Nye Committee Members and Special Investigators, Washington, D.C., photograph by the Associated Press, December 3, 1934
After careful negotiation, the Senate selected Senator Gerald P. Nye of North Dakota to lead its investigation. Respected for his work during the Teapot Dome investigation, Nye had introduced the original resolution calling for an investigation of the munitions industry.
The Nye Committee
During the 1920s and 1930s, a number of authors, high-ranking officials, members of Congress, and pacifist groups claimed profit-hungry arms manufacturers had unduly influenced America’s decision to enter World War I. As conflicts in Europe recurred in the 1930s, some Americans grew concerned that arms manufacturers might pressure the United States to enter another conflict overseas.
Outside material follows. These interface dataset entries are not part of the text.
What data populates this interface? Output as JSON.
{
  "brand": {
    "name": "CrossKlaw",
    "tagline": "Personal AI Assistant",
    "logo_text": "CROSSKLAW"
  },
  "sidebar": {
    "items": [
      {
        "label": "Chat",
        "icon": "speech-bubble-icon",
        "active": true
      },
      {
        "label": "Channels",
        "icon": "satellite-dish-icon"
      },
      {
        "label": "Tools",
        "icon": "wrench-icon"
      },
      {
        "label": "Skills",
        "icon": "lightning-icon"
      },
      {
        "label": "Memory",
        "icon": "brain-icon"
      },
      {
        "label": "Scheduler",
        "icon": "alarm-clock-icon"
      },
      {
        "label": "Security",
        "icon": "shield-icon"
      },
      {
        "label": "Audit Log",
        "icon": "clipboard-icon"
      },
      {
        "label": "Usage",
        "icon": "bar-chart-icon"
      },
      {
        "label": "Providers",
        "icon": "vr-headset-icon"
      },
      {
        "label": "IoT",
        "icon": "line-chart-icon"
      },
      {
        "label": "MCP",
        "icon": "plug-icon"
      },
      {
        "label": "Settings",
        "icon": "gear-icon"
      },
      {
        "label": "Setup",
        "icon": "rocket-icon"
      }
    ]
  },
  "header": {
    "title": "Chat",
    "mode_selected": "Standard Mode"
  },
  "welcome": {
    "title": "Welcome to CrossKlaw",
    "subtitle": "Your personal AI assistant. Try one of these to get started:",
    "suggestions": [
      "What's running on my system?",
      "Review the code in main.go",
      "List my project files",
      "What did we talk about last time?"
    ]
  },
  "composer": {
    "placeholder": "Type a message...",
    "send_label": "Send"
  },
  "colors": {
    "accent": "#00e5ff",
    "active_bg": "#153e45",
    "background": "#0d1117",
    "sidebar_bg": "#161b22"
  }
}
The Senate created a special committee in 1934 to investigate the sale of munitions in World War I, known as the Nye Committee, after its chairman Senator Gerald P. Nye of North Dakota.
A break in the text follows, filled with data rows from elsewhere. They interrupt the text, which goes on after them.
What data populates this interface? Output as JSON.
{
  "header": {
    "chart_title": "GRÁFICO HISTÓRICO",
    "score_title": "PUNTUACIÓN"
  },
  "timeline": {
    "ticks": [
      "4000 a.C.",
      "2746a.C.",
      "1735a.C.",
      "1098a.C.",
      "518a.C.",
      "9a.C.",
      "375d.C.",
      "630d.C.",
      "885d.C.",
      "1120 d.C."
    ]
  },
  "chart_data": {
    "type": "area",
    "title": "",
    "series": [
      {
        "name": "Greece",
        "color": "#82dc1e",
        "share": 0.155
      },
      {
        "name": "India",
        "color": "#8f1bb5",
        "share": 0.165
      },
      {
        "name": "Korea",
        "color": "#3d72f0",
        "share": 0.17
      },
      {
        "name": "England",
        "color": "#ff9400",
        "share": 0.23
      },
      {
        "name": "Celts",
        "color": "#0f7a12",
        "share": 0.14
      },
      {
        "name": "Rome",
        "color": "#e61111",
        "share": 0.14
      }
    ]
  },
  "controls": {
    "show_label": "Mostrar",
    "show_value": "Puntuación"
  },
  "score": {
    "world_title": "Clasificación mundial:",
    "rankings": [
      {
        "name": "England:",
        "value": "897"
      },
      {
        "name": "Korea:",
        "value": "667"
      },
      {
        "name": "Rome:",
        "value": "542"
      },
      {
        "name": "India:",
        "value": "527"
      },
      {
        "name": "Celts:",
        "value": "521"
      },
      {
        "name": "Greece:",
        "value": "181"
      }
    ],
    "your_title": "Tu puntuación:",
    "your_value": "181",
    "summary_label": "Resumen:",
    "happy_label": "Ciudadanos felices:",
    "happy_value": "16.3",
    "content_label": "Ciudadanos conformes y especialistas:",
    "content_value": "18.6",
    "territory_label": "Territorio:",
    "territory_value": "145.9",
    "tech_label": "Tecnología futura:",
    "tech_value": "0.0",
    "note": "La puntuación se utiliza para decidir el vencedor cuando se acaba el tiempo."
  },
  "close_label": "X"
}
We are very anxious that you investigate the Armament Business, we know too much about the futility of the last war, and will never support another.
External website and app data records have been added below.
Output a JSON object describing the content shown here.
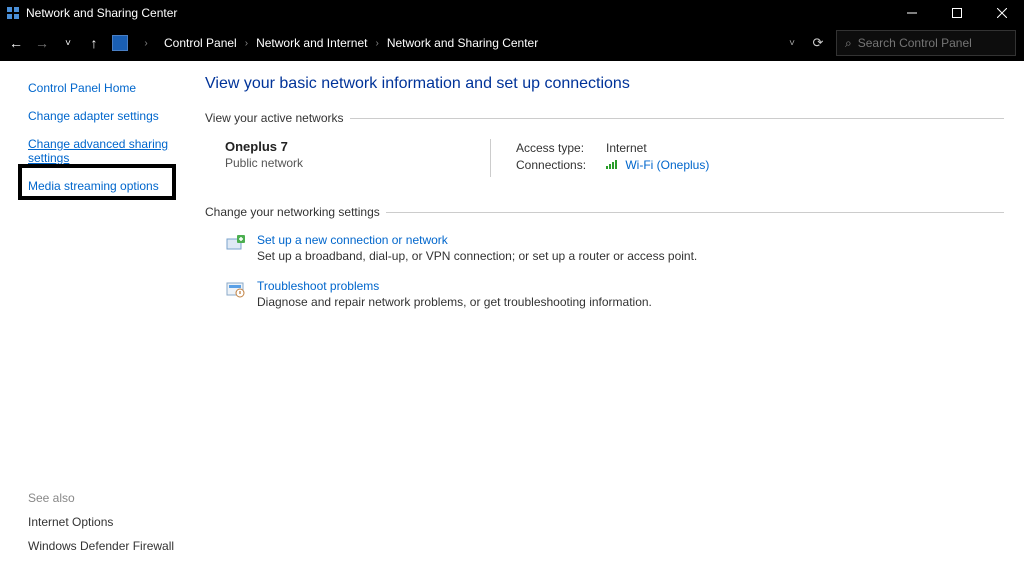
{
  "window": {
    "title": "Network and Sharing Center"
  },
  "toolbar": {
    "breadcrumb": [
      "Control Panel",
      "Network and Internet",
      "Network and Sharing Center"
    ],
    "search_placeholder": "Search Control Panel"
  },
  "sidebar": {
    "links": [
      {
        "label": "Control Panel Home",
        "highlight": false
      },
      {
        "label": "Change adapter settings",
        "highlight": false
      },
      {
        "label": "Change advanced sharing settings",
        "highlight": true
      },
      {
        "label": "Media streaming options",
        "highlight": false
      }
    ],
    "see_also_title": "See also",
    "footer_links": [
      {
        "label": "Internet Options"
      },
      {
        "label": "Windows Defender Firewall"
      }
    ]
  },
  "main": {
    "heading": "View your basic network information and set up connections",
    "active_section_title": "View your active networks",
    "network": {
      "name": "Oneplus 7",
      "type": "Public network",
      "access_label": "Access type:",
      "access_value": "Internet",
      "connections_label": "Connections:",
      "connections_value": "Wi-Fi (Oneplus)"
    },
    "settings_section_title": "Change your networking settings",
    "settings": [
      {
        "title": "Set up a new connection or network",
        "desc": "Set up a broadband, dial-up, or VPN connection; or set up a router or access point."
      },
      {
        "title": "Troubleshoot problems",
        "desc": "Diagnose and repair network problems, or get troubleshooting information."
      }
    ]
  }
}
Miss Mabel Harman, Mrs. Martha Harman, and Mrs. Charles Bachman, Postcard to Senator Gerald P. Nye of North Dakota, March 1, 1934